Alternative investments by the National Pension Service (NPS) stood at 84.3 trillion won ($71.1 billion) as of December 31, 2019, comprising 11.4% of the total assets and up 7.7 trillion won from a year ago, according to the NPS 2019 Annual Reportreleased on August 11.
NPS has been expanding its investments in alternative assets such as real estate, infrastructure, private equities and overseas hedge funds since 2002, not only to increase its returns but also to diversify its risks. It strongly believes that alternative investments contribute to generating sustainable returns for the total portfolio with their distinct risk-return profile from traditional asset classes like stocks and bonds.
With an emphasis on investment diversification, allocations to foreign alternative assets expanded to 59.6 trillion won, or 70.6% of the total alternative investment portfolio as of the end of last year, up 7.3 trillion won year-on-year. Meanwhile, domestic alternative investments have also risen by 400 billion won to 24.8 trillion won, comprising 29.4% of the total alternative investment portfolio.
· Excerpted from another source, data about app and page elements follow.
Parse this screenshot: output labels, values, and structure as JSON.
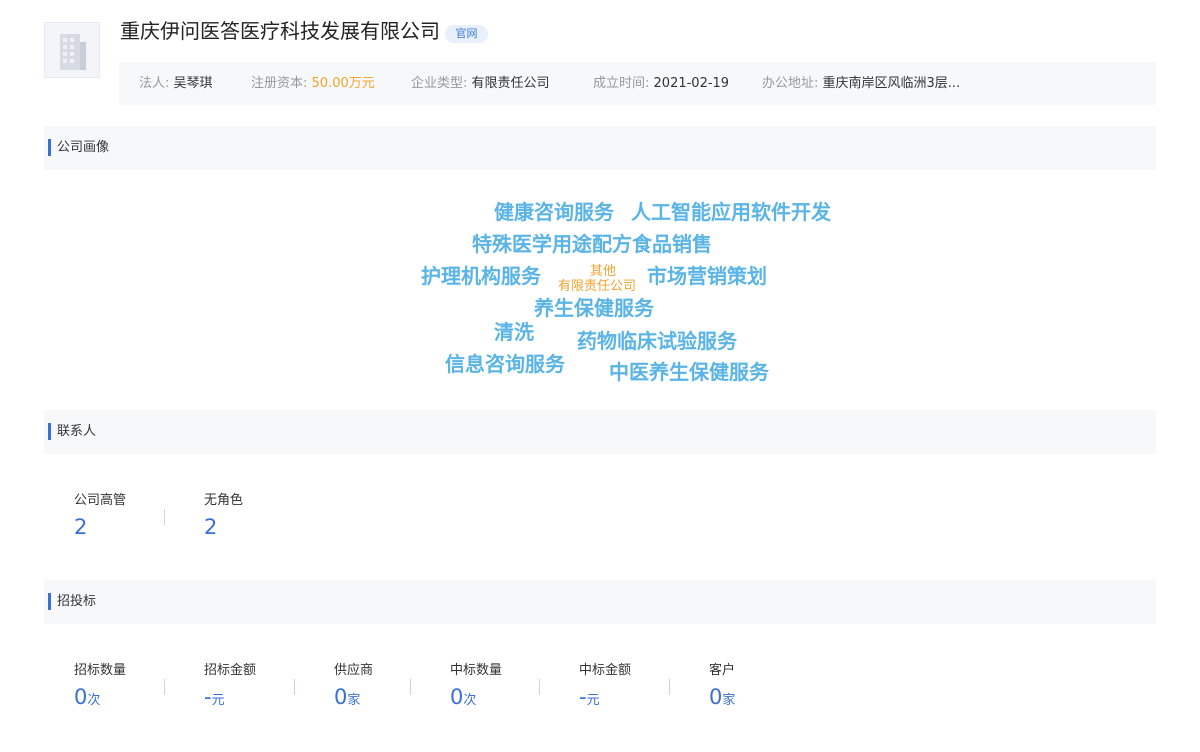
{
  "company": {
    "name": "重庆伊问医答医疗科技发展有限公司",
    "official_badge": "官网"
  },
  "info": {
    "legal_label": "法人:",
    "legal_value": "吴琴琪",
    "capital_label": "注册资本:",
    "capital_value": "50.00万元",
    "type_label": "企业类型:",
    "type_value": "有限责任公司",
    "founded_label": "成立时间:",
    "founded_value": "2021-02-19",
    "address_label": "办公地址:",
    "address_value": "重庆南岸区风临洲3层..."
  },
  "portrait": {
    "title": "公司画像",
    "words": [
      "健康咨询服务",
      "人工智能应用软件开发",
      "特殊医学用途配方食品销售",
      "护理机构服务",
      "其他",
      "有限责任公司",
      "市场营销策划",
      "养生保健服务",
      "清洗",
      "药物临床试验服务",
      "信息咨询服务",
      "中医养生保健服务"
    ]
  },
  "contacts": {
    "title": "联系人",
    "stats": [
      {
        "label": "公司高管",
        "value": "2"
      },
      {
        "label": "无角色",
        "value": "2"
      }
    ]
  },
  "bidding": {
    "title": "招投标",
    "stats": [
      {
        "label": "招标数量",
        "value": "0",
        "unit": "次"
      },
      {
        "label": "招标金额",
        "value": "-",
        "unit": "元"
      },
      {
        "label": "供应商",
        "value": "0",
        "unit": "家"
      },
      {
        "label": "中标数量",
        "value": "0",
        "unit": "次"
      },
      {
        "label": "中标金额",
        "value": "-",
        "unit": "元"
      },
      {
        "label": "客户",
        "value": "0",
        "unit": "家"
      }
    ]
  },
  "colors": {
    "accent_blue": "#3a6fd8",
    "cloud_blue": "#5ab4e6",
    "highlight_orange": "#f2a32c"
  },
  "icons": {
    "logo": "building-icon"
  }
}
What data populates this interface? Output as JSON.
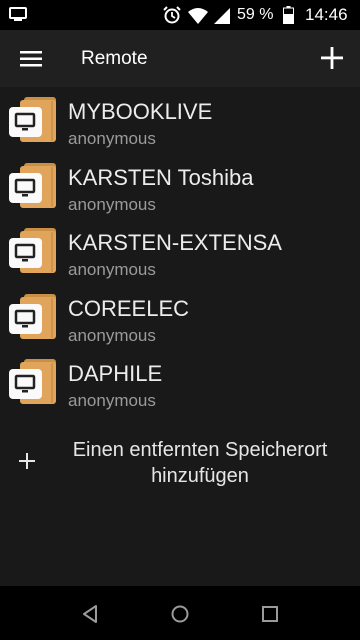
{
  "status_bar": {
    "battery_percent": "59 %",
    "time": "14:46",
    "icons": [
      "screen-cast-icon",
      "alarm-icon",
      "wifi-icon",
      "signal-icon",
      "battery-icon"
    ]
  },
  "app_bar": {
    "title": "Remote",
    "menu_icon": "hamburger-menu-icon",
    "add_icon": "plus-icon"
  },
  "locations": [
    {
      "name": "MYBOOKLIVE",
      "user": "anonymous"
    },
    {
      "name": "KARSTEN Toshiba",
      "user": "anonymous"
    },
    {
      "name": "KARSTEN-EXTENSA",
      "user": "anonymous"
    },
    {
      "name": "COREELEC",
      "user": "anonymous"
    },
    {
      "name": "DAPHILE",
      "user": "anonymous"
    }
  ],
  "add_location": {
    "line1": "Einen entfernten Speicherort",
    "line2": "hinzufügen"
  },
  "colors": {
    "background": "#191919",
    "app_bar": "#202020",
    "folder": "#e0a55a",
    "folder_dark": "#c98f45"
  }
}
By asset classes, real estate investment registered 37.1% of the total alternative investment portfolio, followed by private equities (34.9%) and infrastructure (28.1%). Allocation to private equities rose by 3.9 trillion won from a year earlier, the largest increase among the alternative investment assets. And allocation to real estate and infrastructure increased by 2.9 trillion won and 900 billion won respectively.
By region, the domestic alternative investment reported an annual return of 7.08% (+0.46% points relative to the benchmark), while the global alternative investment posted an annual return of 11.09% (-0.01% points relative to the benchmark). Currency exchange gains from the strong US dollar contributed to delivering double-digit returns in the global portfolio over the last year.
“Let’s tackle what it means that NPS global alternative investment portfolio has returned 11.09% last year. We know from NPS historical performance that, in general, three components contribute to the reported annual return — 1, realized earnings, i.e interest, dividends, capital gains etc; 2, fair market value of capital appreciation and 3, FX adjustment. A few years ago the reported return was around 15 to 16%, each of the three components represented approximately one-third of the total return.
The tricky part is the second component, capital appreciation. When it comes to the real estate and infrastructure sector, the equity value gets inflated as the interest rate drops. Particularly the scope of capital appreciation widens as the underlying assets have a longer investment horizon. Real estate and infrastructure sector portfolio roughly cover at least two thirds of NPS global alternative asset classes.
One of the key differences to note is that for domestic alternative assets NPS takes a third-party asset/fund appraiser’s price as the fair market value while NPS takes GP’s reported fair market value as its reference price.” (by an industry source)
NPS’s future overseas investment plans
The world’s third largest investor, with assets under its management reaching about 750 trillion won ($632 billion) as of the end of May, plans to sharply increase its overseas investment to maximize its returns and diversify risks amid the new coronavirus pandemic.
“It is inevitable for the NPS to expand its overseas investment to disperse risks and overcome limits of the domestic market,” said Park Neung-hoo, minister of NPS’s overseer Ministry of Health and Welfare late last month.
NPS is in the process of shifting its allocations from domestic fixed income toward foreign assets and alternative assets. In particular, global alternative investments first outweighed domestic alternative investments in 2014 and have since grown gradually to 70.6% of the total alternative investment portfolio as of the end of 2019.
NPS plans to expand its staff who specialize in overseas investment from the current 150 to 350 by the end of 2024 to find profitable overseas alternative investments. It will also invest in the stakes of global management companies and seek to establish strategic partnerships with other leading pension funds.
Meanwhile, NPS has undertaken a wide range of activities to expand overseas alternative assets over the past years, including: 1, reforming organization structure to enable a seamless investment process, removing obstacles in investment execution and thereby remaining competitive in the market; 2, studying means to introduce a fast track decision-making process; 3, bringing investment into foreign single hedge funds and 4, building a new strategy building platform. (by Capital Connect)